Gandhi doesn’t shame his grandson. He doesn’t judge him. He does what we as parents are told to do in today’s parenting books: he validates Arun’s emotions; he helps him understand that what he is feeling is part of being human. But Gandhi also invites the boy to choose—then and forever—between lightning and light, each time he feels the anger rising inside of him.
I was so moved by the way in which Grandfather Gandhi, not only humanizes for our children a great historic leader, but also presents a rich metaphor for how we might handle our own experiences of anger—that I was ecstatic when our local bookstore (Hooray for Books!) offered to bring the book’s co-author, Bethany Hegedus, to my son’s Montessori classroom. (Through this exercise, I’ve learned that Maria Montessori and Gandhi were good buds, which explains why my son is given knitting and crocheting to do in school, whenever he needs a break.)
As we prepare to wind down the year, to welcome the holidays surrounded by loved ones, to stare up at the clear, star-filled night sky and pray for a more peaceful future at home and on the other side of the world, I want to leave you with this picture of my son and his classmates listening, transfixed, as Ms. Hegedus reads from her book. These boys and girls—along with their peers around the world—hold great power in their hands, as do the adults who model for them. We can let our anger consume us, inviting more violence, more tragic crimes against humanity; or we can channel kindness and tolerance and forgiveness. We can choose light. We can choose peace. We can choose a future together.
I wish you all a blessed holiday and a peaceful 2015.

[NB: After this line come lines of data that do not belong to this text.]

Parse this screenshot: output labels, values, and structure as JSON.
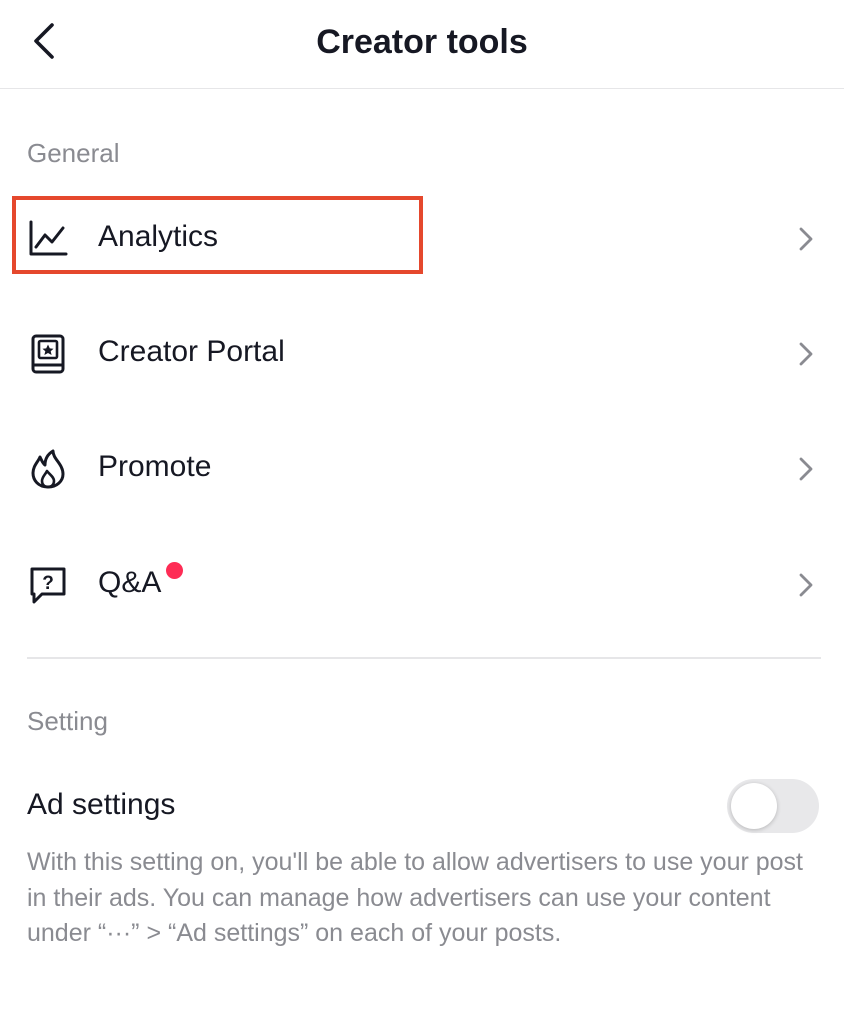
{
  "header": {
    "title": "Creator tools",
    "back_icon": "chevron-left-icon"
  },
  "sections": {
    "general": {
      "label": "General",
      "items": [
        {
          "label": "Analytics",
          "icon": "line-chart-icon",
          "highlighted": true
        },
        {
          "label": "Creator Portal",
          "icon": "portal-book-icon"
        },
        {
          "label": "Promote",
          "icon": "flame-icon"
        },
        {
          "label": "Q&A",
          "icon": "question-bubble-icon",
          "badge": "notification-dot"
        }
      ]
    },
    "setting": {
      "label": "Setting",
      "ad_settings": {
        "label": "Ad settings",
        "toggle_on": false,
        "description": "With this setting on, you'll be able to allow advertisers to use your post in their ads. You can manage how advertisers can use your content under “···” > “Ad settings” on each of your posts."
      }
    }
  },
  "colors": {
    "highlight": "#e5482d",
    "badge": "#fe2c55",
    "text_primary": "#161823",
    "text_secondary": "#8a8b91"
  }
}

All opinions are my own. Amazon.com affiliate links support my book-buying habit and contribute to my being able to share more great books with you–although I prefer that we all shop local when we can!